Time is of the essence, so good planning is very important. Before students get started they will need to create a list of the most effective and useful places to do research. Make a list of the questions to be answered, and kinds of information that will be needed to answer them. Keep accurate documentation of sources, so that they can be checked in the event of a challenge.

Brainstorming

The following three questions should be brainstormed with the class, to set up the problem, familiarize students with the terminology and historical background. Series Editor should facilitate, making notes, concept-mapping at the chalkboard. The result should be saved, for reference by the groups, to remind them of the various aspects of the problem.

  • What do we know?
  • What do we need to know?
  • Where can we find out what we need to know?

It may be necessary to reread the Memo document to them, and perhaps post it on a bulletin board, or even make copies for each group to keep.

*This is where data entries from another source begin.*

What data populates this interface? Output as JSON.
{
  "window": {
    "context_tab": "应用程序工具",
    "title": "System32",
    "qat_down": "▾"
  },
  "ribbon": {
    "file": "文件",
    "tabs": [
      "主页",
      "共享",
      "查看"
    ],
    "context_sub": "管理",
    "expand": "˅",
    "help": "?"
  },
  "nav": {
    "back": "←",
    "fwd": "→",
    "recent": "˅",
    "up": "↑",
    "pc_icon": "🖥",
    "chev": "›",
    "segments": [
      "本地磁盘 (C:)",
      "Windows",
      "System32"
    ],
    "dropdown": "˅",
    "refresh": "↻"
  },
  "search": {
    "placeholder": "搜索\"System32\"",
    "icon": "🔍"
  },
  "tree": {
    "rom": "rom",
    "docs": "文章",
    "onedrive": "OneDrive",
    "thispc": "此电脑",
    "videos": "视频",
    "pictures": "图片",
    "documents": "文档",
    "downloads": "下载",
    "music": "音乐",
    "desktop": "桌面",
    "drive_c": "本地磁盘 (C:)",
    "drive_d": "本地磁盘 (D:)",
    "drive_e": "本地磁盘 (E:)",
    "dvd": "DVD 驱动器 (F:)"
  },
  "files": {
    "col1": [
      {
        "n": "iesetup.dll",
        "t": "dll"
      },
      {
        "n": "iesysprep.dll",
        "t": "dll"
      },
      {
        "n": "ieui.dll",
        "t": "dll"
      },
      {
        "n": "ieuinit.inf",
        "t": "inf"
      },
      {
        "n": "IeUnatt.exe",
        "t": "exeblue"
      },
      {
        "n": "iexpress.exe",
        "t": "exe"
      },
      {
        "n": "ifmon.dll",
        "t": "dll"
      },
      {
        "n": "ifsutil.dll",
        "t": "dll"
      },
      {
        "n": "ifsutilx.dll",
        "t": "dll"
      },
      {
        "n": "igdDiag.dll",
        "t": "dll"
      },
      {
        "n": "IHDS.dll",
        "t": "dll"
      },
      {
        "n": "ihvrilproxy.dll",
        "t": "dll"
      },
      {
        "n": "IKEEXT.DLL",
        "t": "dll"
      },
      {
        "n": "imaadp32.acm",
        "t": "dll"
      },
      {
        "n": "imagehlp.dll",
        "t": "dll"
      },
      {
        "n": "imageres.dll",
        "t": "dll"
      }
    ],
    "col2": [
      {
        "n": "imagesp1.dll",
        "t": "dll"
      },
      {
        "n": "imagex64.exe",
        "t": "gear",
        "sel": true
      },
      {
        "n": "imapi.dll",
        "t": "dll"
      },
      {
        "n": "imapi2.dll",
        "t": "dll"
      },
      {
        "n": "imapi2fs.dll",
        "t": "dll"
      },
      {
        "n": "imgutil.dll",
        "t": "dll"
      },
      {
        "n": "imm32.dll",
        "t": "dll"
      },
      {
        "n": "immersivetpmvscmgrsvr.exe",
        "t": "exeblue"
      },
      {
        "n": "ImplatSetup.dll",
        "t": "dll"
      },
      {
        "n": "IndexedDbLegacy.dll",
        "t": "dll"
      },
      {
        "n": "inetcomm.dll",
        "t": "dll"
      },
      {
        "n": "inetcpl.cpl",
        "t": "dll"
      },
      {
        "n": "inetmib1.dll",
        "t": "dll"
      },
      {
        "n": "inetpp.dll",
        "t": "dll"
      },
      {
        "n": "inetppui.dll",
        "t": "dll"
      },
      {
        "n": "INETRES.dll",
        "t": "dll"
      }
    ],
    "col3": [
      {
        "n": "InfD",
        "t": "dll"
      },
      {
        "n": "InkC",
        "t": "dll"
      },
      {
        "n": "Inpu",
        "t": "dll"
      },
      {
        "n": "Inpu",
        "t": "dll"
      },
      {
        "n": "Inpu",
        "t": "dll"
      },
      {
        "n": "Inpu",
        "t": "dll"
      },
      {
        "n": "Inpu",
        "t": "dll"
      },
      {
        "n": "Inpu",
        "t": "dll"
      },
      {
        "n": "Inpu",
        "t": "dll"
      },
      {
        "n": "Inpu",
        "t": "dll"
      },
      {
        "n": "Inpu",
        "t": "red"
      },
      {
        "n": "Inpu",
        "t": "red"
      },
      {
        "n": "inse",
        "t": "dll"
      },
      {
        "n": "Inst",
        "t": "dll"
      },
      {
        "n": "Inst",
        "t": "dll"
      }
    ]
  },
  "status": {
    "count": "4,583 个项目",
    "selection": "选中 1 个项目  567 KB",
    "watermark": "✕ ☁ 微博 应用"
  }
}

Discussion

A discussion of problem-based learning may be necessary. The teacher should explain that they will need to work as teams, and will have to report regularly during "briefings" on their progress. This schedule should be set by the teacher, and carefully followed, since many students are unused to group projects. (Teacher can meet separately with the each group, or as a class, or a mixture of both, depending on how their work progresses.

Assignment into Groups

Due to the complexity of events related to the Holocaust, groups focus on various aspects of the problem. One will zero in on Krystallancht, the death camps, while another covers mass psychology of the Nazis, while another reviews the theory of Aryan Superiority or the reaction of the U.S. to Holocaust reports from the scene. This approach is recommended, since each group will contribute something special to the total learning experience, and allow them to teach each other, while the teacher guides and coaches from the side.

Students are assigned to groups of 4-5, and assigned roles as reporters, writers, researchers, or other related roles. They should all contribute to the project work, and their individual contributions highlighted during the briefing sessions.

Briefings

The regular briefings that the groups provide should be used to check their progress. Both their progress and their process should be watched, making sure that all students are contributing, that they are making use of the resources, and are focused on the solution of the problem.


Product and Evaluation

The final group report is the product, and may take any shape the teacher feels is appropriate. They may produce a newspaper style layout, modeled on an actual newspaper. They might also simply produce a report, which they present to the class using visual aids. In any event, they will need to make use of technology to support their research, including resource references, pictures, maps, charts, models, and other acceptable means which reflects serious research has been done.

It is important that their work meets the criteria outlined in the Memo from the Managing Editor. The basic questions must be answered. Their use of information technology, the citation of resources, and use of technology for presentation must be observed or documented.

The evaluation should be approached by both the teacher and student. Both their product and the processes, procedures, and efforts should be examined. What worked and what didn't? Was time effectively used, ideas well-presented? What could have improved their work? These are the sorts of questions that should be asked.


Credits

Name: Peter Milbury
Location: Chico High School, 901 Esplanade, Chico CA 95926



Last Revised 3/23/06